In this post I want to talk about fidelity, meaning the resolution we give to our product prototypes. Marty Cagan talks a lot about the different types of prototypes that can and should be used during discovery. A prototype should only just be good enough (i.e. have high enough fidelity) to verify an idea. We don’t want to spend any more time making it than necessary, because in the end we will throw it away once we build the real product.
To understand if a feature will be valuable and usable, the designers can create wireframes/mock-ups/prototypes in a tool like Figma. It allows the designers to create realistic screens and also run simulations of the real app (just the flows, no data). The risk is that the designers go all-in, creating high-fidelity prototypes that the developers must treat essentially as a requirements document, with all the difficulties that that entails:
- The developers have to build in increments (screen-by-screen), rather than being able to deliver iteratively (starting with a simple story and elaborating).
- Changes to the design means that a large prototype has to be frequently updated, requiring the team to spend time figuring out how to maintain the prototype rather than spending time collaborating on delivery of the next story.
Also, the more waterfall the process is, the more overloaded the prototype becomes with all the information the developers need to build the product. The result is a very high-fidelity prototype that actually contains many different types of information:
- The flow (process) the user follows
- The structure of the information presented in each screen
- The graphical details (colour scheme, copy, etc.)
The Agile way
So how should we design prototypes as part of an iterative development process? There is still the need to capture the conceptual integrity; the team still need prototypes to verify the value and usability of potential solutions. The answer lies in the fidelity of the prototypes.
To verify the conceptual integrity of the solution, it is enough to capture the flow, name the activities and identify the states the customer or feature is in. High-fidelity prototypes would be replaced with simple boxes, arrows and labels, and would actually more resemble the process diagrams created using BPMN.
If more fidelity is needed at this stage, in order to verify usability for instance, then it should be added to those screens where it is needed, rather than the whole prototype. But even if creating a full-scale high-fidelity prototype is justified at this stage, it should still not be delivered as a big-bang to the development team for the reasons stated above.
The story starts here
Once the team have identified a valuable, usable, feasible feature that can be built, the next step is to break down the work into smaller pieces, eventually arriving at INVEST-type stories that can be used to create potentially shippable software at every iteration. These stories should be supported by corresponding prototypes which contain all the structure and graphical details needed by the developers to be able to build the feature. The key here is that the designer creates specific prototypes for each story that the team have defined, rather than just referring to some combination of screens in an existing full-scale high-fidelity prototype.
Now the team will have a story-size high-fidelity prototype that only contains enough information for the story they will work on next.

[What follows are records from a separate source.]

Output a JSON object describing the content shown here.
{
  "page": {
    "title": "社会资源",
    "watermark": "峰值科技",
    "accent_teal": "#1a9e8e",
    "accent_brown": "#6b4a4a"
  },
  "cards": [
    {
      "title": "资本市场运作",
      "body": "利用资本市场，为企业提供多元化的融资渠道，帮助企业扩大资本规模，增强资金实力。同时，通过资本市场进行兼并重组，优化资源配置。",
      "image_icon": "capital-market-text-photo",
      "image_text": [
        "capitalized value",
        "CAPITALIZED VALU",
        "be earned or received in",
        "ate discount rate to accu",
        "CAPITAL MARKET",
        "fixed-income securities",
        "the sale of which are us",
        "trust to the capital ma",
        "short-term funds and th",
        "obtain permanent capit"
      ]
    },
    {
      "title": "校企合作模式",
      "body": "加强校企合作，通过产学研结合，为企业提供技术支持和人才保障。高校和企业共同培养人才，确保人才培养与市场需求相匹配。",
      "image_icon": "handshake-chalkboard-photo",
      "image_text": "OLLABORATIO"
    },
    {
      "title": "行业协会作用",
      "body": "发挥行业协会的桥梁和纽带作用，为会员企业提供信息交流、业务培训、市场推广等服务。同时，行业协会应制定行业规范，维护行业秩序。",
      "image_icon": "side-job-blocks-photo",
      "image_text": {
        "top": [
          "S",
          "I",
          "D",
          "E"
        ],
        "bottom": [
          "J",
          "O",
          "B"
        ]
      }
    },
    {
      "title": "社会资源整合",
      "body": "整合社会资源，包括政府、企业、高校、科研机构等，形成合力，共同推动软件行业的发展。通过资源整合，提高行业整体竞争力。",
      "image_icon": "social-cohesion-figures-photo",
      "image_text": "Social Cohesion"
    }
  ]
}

Even if the details change, it will be on a much more manageable scale. In fact, creating this small high-fidelity prototype should not be the end of the collaboration between the designer and the developers. They should continue to work closely together during development and make changes directly to the product rather than updating the prototype (which will be obsolete as soon as the story is finished). This avoids the need for any elaborate maintenance procedures.
The flip-side of this is that the earlier full-scale low-fidelity prototype will also be easier to maintain because it only represents the flows, which also should be quite stable even as discovery continues during the development phase. In other words, it is the structure of information and graphical details that are most volatile and should therefore be modelled as close in time to development as possible (“just-in-time”).
Using this just-in-time approach, the designers would still do about the same amount of work as before with the difference that the more volatile design elements would be created in collaboration with the team and the most volatile elements would not be captured in Figma at all, but added directly to the product in collaboration with the developers, e.g. using pair-programming.